Editor’s Note: The names in this story have been changed to protect the privacy of the family during this trying time.
By Aaron Allen, The Seattle Medium
This Thanksgiving and holiday season is one that Charles Jones will never forget. During a time, when families get together, break bread and share stories of good times, Jones and his family will be busy quarantining themselves from one another in an effort to prevent COVID-19 from spreading to family members throughout the house.
The dilemma began a few weeks ago when Jones’ youngest son, 15, a highly recruited football player, contracted COVID-19 from a teammate during workouts to get ready for the upcoming season.
According to Jones, he recently allowed his son to participate in team practices as things, as it related to the spread of COVID-19 in the area, appeared to be getting better. Although the threat was still real, Jones could see the anxiety of his son wanting to return to the football field and practice with his teammates as scholarships offers started coming through the door.
Jones knew in the back of his mind that this was not a good choice but gave into his son’s desire to get out there and regain some semblance of normalcy, and with the assurance of the school’s sports program to adhere to strict health guidelines the father succumbed.
“I can kick myself,” say Jones. “Initially I wasn’t in support of him doing any training with the team or at a training facility but during the summer things slowed down a little and he was getting depressed so I gave in.”
Practices were set up in pods and social distancing was to be adhered to during the workouts but to Jones it still seemed risky.

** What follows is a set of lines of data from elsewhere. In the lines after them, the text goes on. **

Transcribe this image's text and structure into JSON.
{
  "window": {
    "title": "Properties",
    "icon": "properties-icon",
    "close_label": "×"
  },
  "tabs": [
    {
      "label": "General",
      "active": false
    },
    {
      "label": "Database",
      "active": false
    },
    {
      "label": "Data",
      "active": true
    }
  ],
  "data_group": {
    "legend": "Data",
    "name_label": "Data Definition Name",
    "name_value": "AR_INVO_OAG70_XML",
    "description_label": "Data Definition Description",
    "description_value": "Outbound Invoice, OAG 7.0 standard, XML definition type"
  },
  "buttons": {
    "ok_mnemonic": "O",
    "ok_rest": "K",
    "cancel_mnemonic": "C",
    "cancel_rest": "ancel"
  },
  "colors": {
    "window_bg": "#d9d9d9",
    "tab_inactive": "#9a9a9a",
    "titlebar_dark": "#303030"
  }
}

“It was supposed to be done safely in controlled practices and pods,” said Jones. “They were doing study groups and then practice in pods and apparently one of the players was exposed to COVID, exposed it to another player, who exposed it to my son.”
On November 12, Jones’ said his son began showing signs of fatigue and a few days later he had a fever. They called his pediatrician for advice and was told to quarantine. With six family members living in his home, including some with pre-existing conditions, Jones scrambled to prepare his house for quarantine.
A couple of days later the son began showing signs of recovery but because of his wife’s pre-existing condition, a chronic brain disorder and a young nephew staying with them it was essential that the quarantine run its course for the entire household.
“On Thursday, he began showing signs of fatigue that lasted up until that Tuesday,” says Jones. “On Wednesday, he got a fever and we thought maybe it was the flu so we called his pediatrician who said to rule out COVID you should get him tested.”
Jones took his son and himself to get tested. His son tested positive, while Jones’ test results came back negative. His wife was unable to be tested due to her condition but the doctors advised the family not to take things for granted and assume that the entire household has been affected.
“We had to assume that the entire household was positive,” said Jones. “So, we’ve been called to quarantine which is discouraging. It’s like you’re in survival mode in a war zone, trying to figure out who has the strength to do work, provide food, resources, make sure everyone is hydrated, cleaning supplies. It is a task, a very serious task and I don’t wish it on anyone.”
According to the CDC, while fewer children have been sick with COVID-19 compared to adults, children can be infected with the virus that causes COVID-19, can get sick from COVID-19, and can spread the virus that causes COVID-19 to others. Children, like adults, who have COVID-19 but have no symptoms (“asymptomatic”) can still spread the virus to others.
While Jones will spend this Thanksgiving trying to keep his family safe and healthy, his message to friends and family is to recognize that we are still in a pandemic and the possibility of contracting COVID-19 is real.
“My plans moving forward is to continue to trust God and definitely have to live with a lot more precaution,” says Jones. “We are going to have to almost live a quarantined life until we can see that this thing is scaling down or there is some hope or real possibility for a cure. So, the goal is to educate my family, friends and the community about this situation, because it is very real.”